Input data START
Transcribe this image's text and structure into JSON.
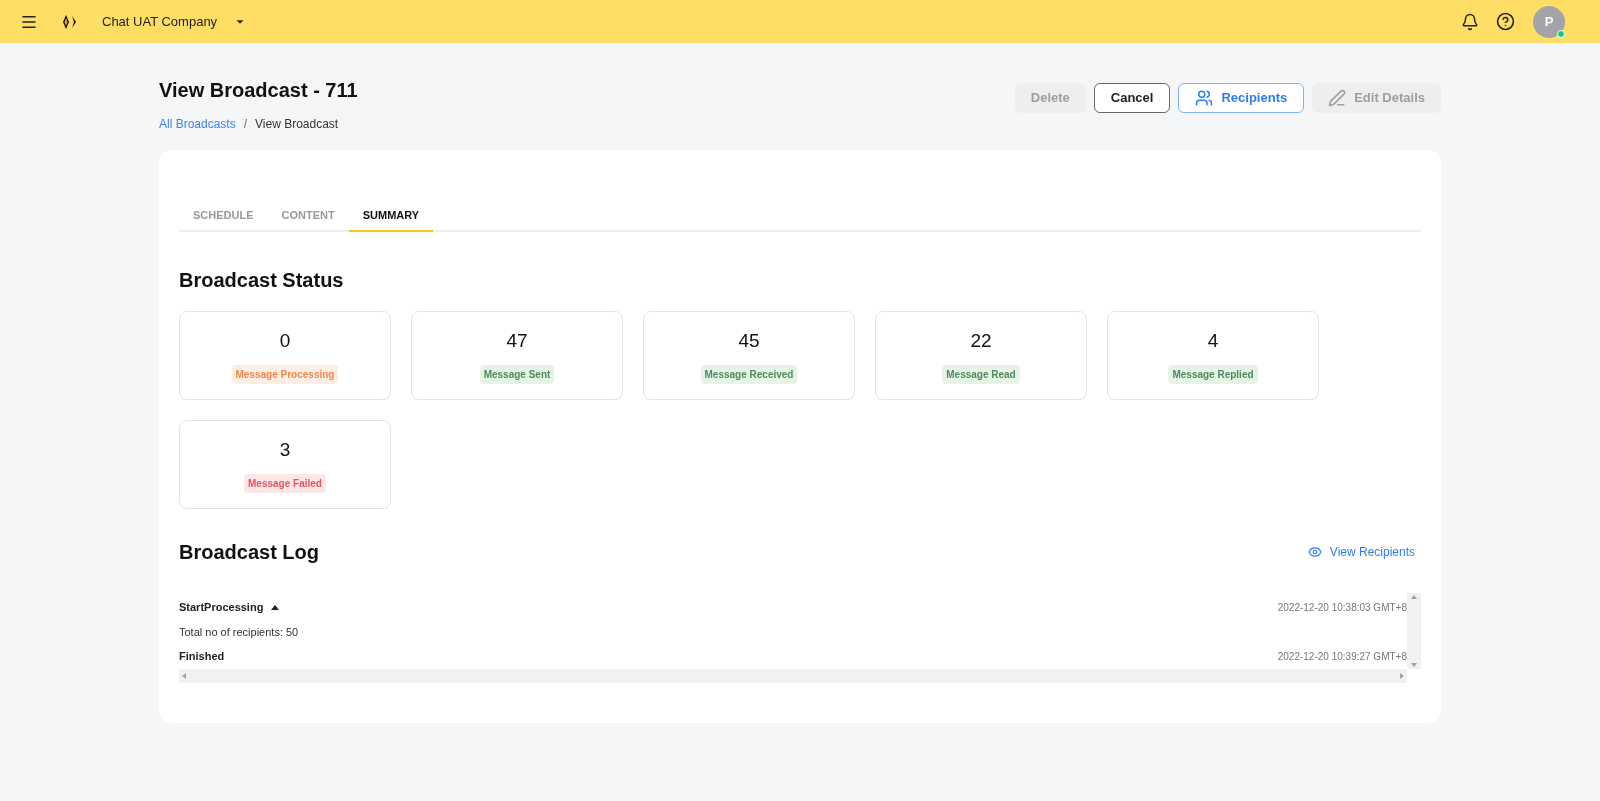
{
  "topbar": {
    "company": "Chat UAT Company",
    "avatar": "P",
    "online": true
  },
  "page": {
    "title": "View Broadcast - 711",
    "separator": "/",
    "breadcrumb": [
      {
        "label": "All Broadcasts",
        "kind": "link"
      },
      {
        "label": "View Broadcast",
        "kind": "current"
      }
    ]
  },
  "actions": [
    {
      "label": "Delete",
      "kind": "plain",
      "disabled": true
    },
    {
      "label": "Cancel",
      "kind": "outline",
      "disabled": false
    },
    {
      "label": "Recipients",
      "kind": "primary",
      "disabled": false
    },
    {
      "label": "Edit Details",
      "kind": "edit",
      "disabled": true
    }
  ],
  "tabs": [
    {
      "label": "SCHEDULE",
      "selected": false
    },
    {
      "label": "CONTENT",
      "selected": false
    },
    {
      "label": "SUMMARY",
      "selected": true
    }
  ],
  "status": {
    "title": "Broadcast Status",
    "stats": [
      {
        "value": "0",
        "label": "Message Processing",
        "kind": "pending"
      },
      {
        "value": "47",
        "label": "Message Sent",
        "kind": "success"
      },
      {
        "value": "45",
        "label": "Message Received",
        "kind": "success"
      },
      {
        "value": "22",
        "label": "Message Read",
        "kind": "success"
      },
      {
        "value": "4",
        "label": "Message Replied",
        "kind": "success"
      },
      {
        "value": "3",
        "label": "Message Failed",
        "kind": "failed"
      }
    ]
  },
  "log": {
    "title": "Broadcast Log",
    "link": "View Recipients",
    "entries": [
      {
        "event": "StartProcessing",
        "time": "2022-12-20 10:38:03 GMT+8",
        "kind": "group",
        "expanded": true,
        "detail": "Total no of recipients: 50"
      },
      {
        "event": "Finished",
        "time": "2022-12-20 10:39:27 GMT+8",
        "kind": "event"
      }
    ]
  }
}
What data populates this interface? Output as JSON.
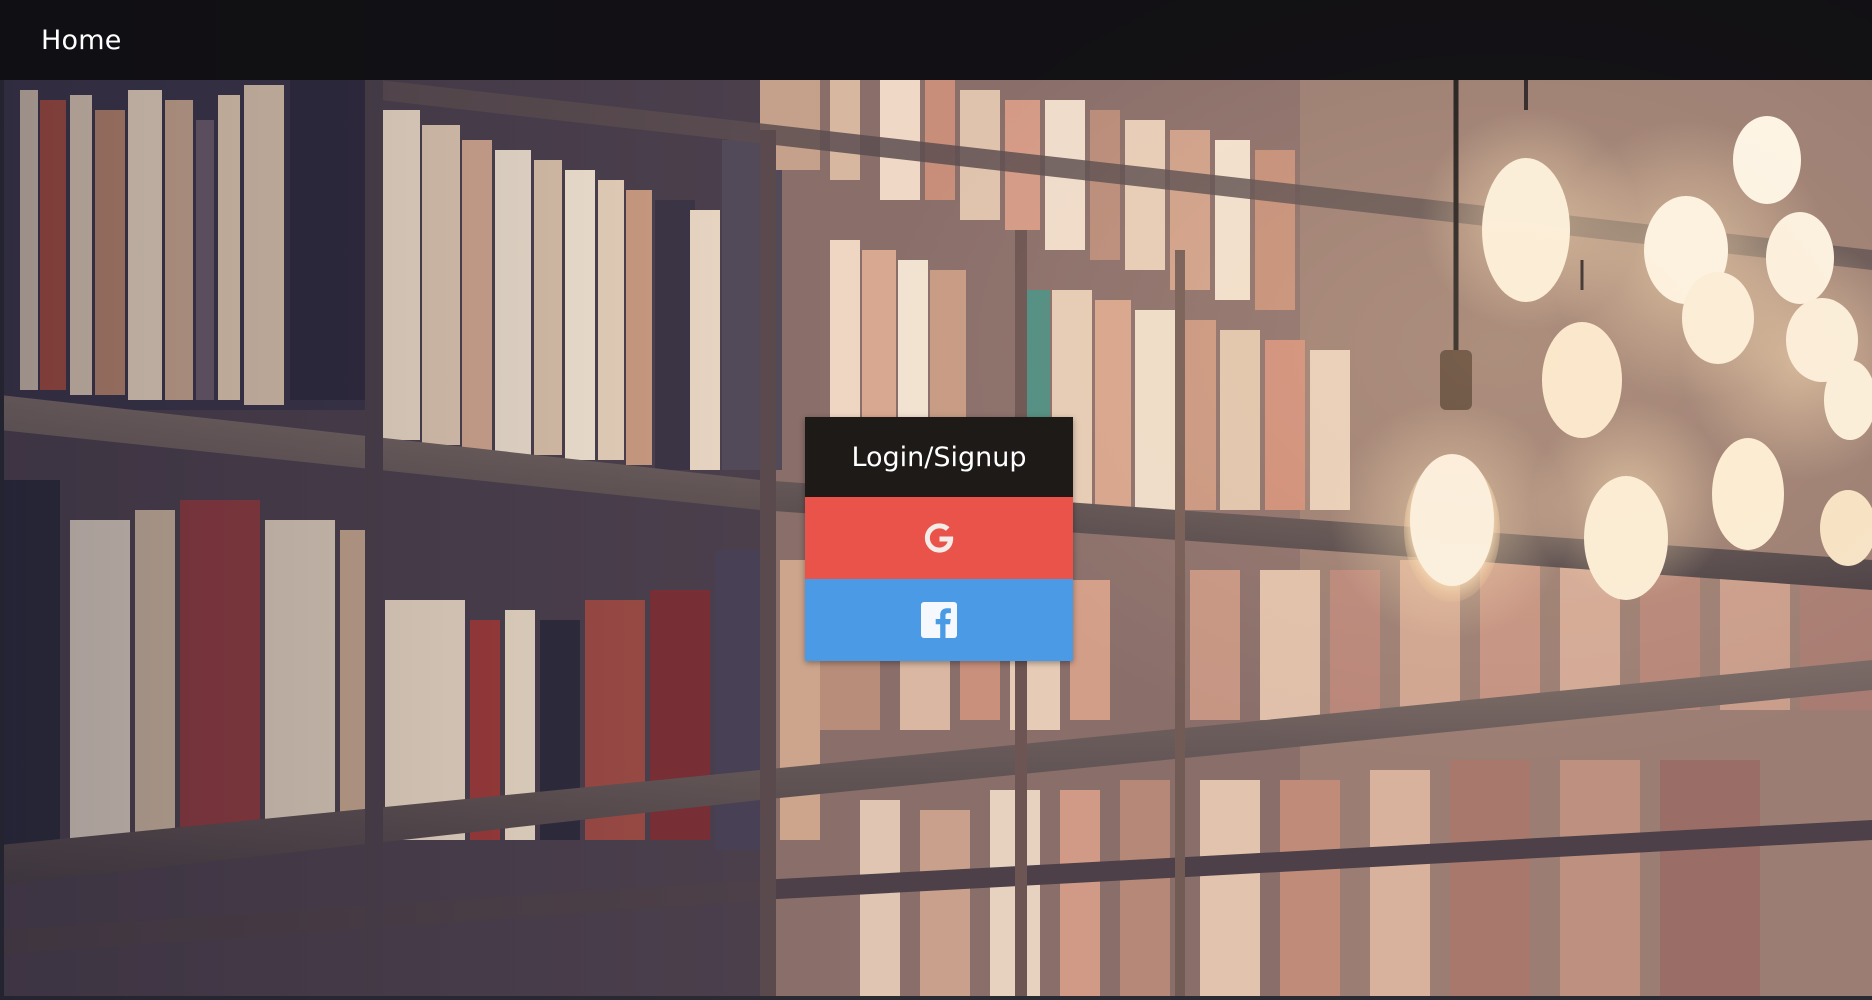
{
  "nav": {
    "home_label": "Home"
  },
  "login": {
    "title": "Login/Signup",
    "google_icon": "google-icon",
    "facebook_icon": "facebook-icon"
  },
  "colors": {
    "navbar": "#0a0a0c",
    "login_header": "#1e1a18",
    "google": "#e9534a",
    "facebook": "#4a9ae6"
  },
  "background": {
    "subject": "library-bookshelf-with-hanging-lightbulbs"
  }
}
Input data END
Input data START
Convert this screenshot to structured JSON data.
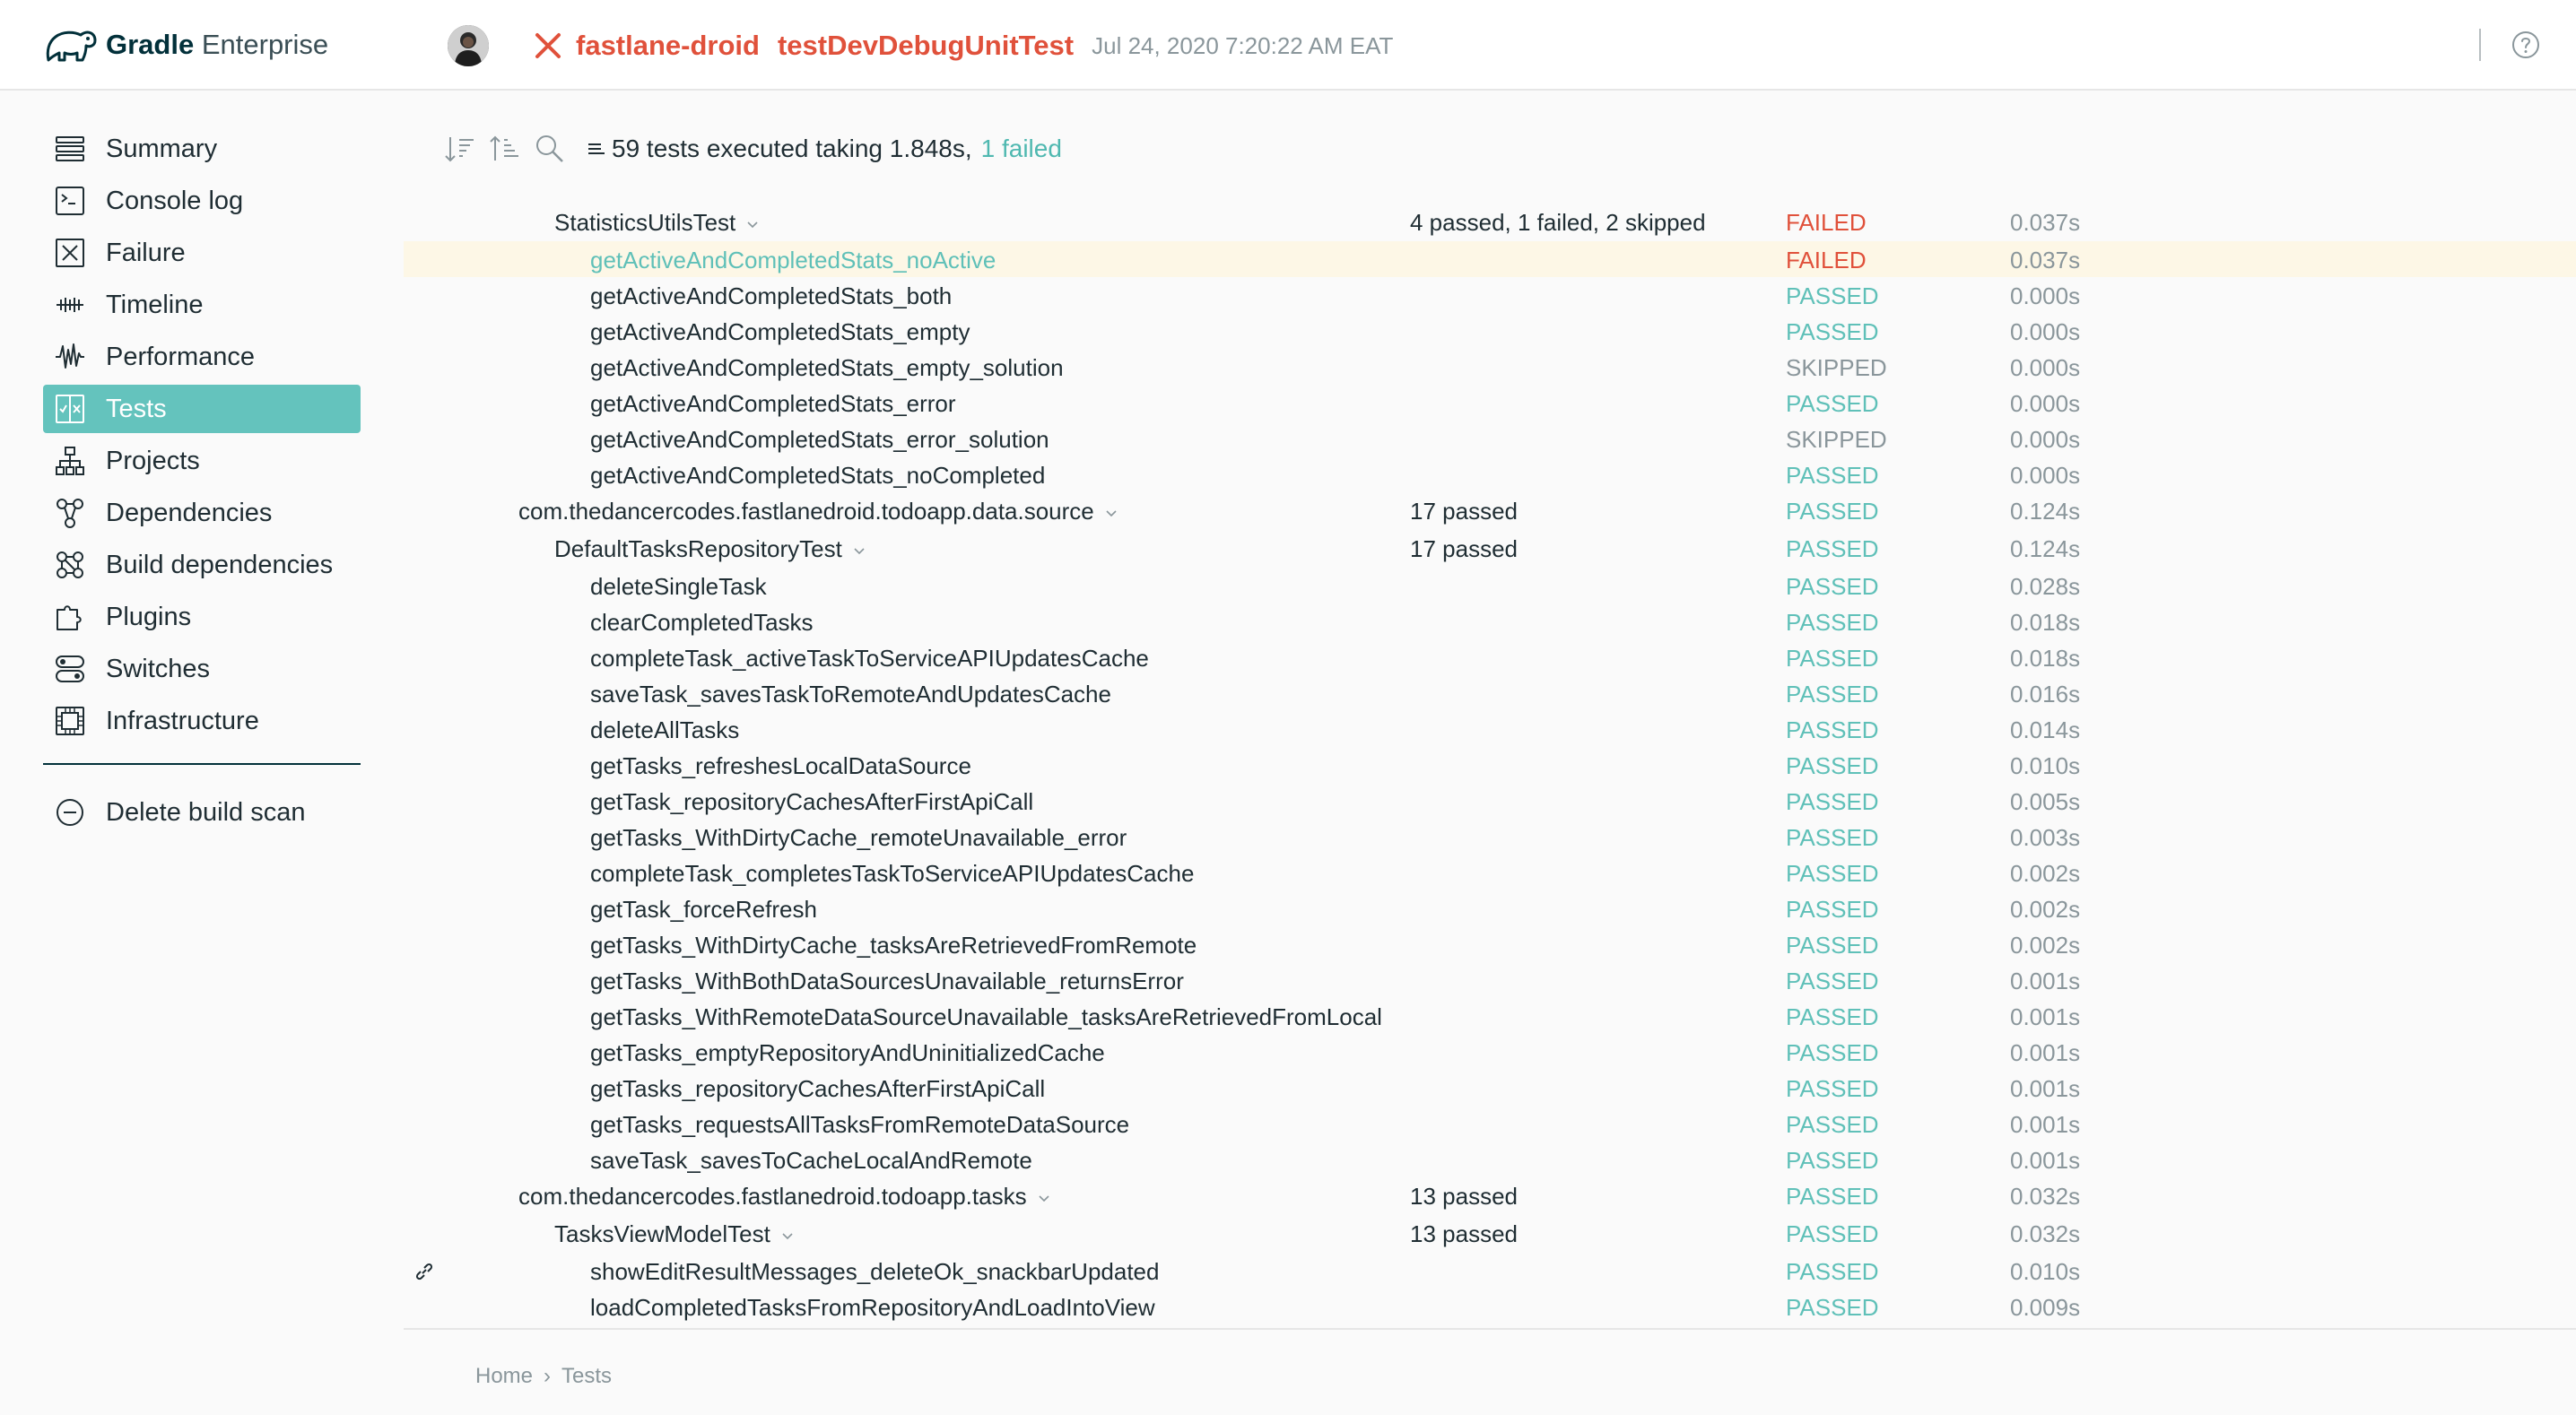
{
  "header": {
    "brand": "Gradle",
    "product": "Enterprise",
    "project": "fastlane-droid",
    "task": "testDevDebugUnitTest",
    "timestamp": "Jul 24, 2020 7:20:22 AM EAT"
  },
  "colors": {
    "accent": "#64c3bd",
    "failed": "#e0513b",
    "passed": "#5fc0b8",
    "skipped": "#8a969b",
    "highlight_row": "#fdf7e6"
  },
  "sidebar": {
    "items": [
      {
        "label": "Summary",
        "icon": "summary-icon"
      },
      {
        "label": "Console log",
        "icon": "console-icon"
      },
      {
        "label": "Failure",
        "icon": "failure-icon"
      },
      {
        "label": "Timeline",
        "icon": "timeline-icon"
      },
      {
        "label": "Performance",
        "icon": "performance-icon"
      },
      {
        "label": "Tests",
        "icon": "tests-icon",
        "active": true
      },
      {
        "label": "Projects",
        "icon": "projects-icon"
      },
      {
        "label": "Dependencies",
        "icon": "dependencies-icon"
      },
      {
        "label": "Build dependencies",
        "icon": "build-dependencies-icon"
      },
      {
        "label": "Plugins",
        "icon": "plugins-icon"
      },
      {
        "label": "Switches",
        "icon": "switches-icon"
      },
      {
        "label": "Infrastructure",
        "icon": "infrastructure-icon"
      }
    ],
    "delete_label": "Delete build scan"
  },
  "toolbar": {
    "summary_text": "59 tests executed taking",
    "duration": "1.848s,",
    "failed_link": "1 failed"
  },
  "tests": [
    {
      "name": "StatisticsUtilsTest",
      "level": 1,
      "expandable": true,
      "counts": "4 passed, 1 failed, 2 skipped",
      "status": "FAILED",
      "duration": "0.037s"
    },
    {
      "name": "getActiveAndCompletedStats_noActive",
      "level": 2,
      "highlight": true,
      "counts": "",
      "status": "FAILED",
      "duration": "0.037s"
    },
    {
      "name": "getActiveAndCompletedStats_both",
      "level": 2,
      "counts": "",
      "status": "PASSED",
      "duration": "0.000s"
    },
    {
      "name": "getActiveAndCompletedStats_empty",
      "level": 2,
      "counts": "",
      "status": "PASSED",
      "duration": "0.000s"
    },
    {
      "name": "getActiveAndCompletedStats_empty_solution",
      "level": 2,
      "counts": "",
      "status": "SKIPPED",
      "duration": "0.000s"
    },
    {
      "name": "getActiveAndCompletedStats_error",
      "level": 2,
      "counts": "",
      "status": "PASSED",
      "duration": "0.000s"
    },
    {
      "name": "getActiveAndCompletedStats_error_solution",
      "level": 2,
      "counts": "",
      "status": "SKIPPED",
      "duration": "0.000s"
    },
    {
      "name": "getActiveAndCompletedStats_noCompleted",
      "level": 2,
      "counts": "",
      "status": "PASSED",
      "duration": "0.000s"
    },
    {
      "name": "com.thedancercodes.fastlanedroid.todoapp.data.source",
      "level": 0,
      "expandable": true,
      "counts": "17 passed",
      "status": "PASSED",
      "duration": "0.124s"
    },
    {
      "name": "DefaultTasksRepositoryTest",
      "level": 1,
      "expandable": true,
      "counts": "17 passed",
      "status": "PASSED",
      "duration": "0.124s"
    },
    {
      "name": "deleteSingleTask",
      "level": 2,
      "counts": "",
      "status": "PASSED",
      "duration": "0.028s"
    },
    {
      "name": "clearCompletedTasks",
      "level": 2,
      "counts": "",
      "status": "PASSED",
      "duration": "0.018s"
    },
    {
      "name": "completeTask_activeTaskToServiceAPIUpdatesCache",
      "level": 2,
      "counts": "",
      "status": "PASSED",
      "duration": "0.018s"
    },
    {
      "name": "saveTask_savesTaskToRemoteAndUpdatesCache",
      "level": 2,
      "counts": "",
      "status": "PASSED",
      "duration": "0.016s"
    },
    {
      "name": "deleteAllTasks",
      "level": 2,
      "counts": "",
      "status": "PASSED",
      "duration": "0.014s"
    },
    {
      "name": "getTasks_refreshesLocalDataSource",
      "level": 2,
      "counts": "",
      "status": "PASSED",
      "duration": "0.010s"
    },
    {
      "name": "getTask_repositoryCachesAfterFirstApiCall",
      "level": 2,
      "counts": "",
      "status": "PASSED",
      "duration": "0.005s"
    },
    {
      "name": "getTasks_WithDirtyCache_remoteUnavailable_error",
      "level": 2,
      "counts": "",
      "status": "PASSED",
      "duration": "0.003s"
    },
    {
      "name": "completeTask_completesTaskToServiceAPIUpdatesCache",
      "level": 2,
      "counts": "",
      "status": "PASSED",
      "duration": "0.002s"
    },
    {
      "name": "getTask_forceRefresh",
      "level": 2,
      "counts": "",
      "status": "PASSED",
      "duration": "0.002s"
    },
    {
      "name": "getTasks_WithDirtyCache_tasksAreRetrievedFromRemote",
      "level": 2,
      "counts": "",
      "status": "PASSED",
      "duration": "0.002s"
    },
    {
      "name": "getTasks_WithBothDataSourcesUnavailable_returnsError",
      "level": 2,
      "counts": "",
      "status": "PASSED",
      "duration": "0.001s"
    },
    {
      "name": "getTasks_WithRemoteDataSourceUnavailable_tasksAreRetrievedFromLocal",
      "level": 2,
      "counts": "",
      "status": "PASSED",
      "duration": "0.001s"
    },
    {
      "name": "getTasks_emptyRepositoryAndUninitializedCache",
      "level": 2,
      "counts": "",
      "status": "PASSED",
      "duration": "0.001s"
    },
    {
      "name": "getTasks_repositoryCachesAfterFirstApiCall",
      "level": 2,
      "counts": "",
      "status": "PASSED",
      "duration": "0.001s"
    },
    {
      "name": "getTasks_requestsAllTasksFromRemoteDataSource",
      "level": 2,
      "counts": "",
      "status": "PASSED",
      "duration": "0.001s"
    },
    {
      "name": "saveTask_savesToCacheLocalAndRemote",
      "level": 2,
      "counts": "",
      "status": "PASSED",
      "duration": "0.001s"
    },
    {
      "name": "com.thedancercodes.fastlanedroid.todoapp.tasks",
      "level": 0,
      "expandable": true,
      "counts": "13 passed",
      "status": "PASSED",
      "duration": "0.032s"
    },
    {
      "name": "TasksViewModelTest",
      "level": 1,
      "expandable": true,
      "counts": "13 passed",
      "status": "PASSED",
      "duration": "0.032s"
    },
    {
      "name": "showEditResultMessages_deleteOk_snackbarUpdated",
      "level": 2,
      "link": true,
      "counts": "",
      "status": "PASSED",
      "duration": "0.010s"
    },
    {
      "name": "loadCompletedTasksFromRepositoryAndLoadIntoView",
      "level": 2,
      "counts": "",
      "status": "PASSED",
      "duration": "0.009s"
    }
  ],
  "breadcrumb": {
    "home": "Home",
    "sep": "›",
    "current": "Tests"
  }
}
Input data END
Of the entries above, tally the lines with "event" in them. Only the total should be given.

3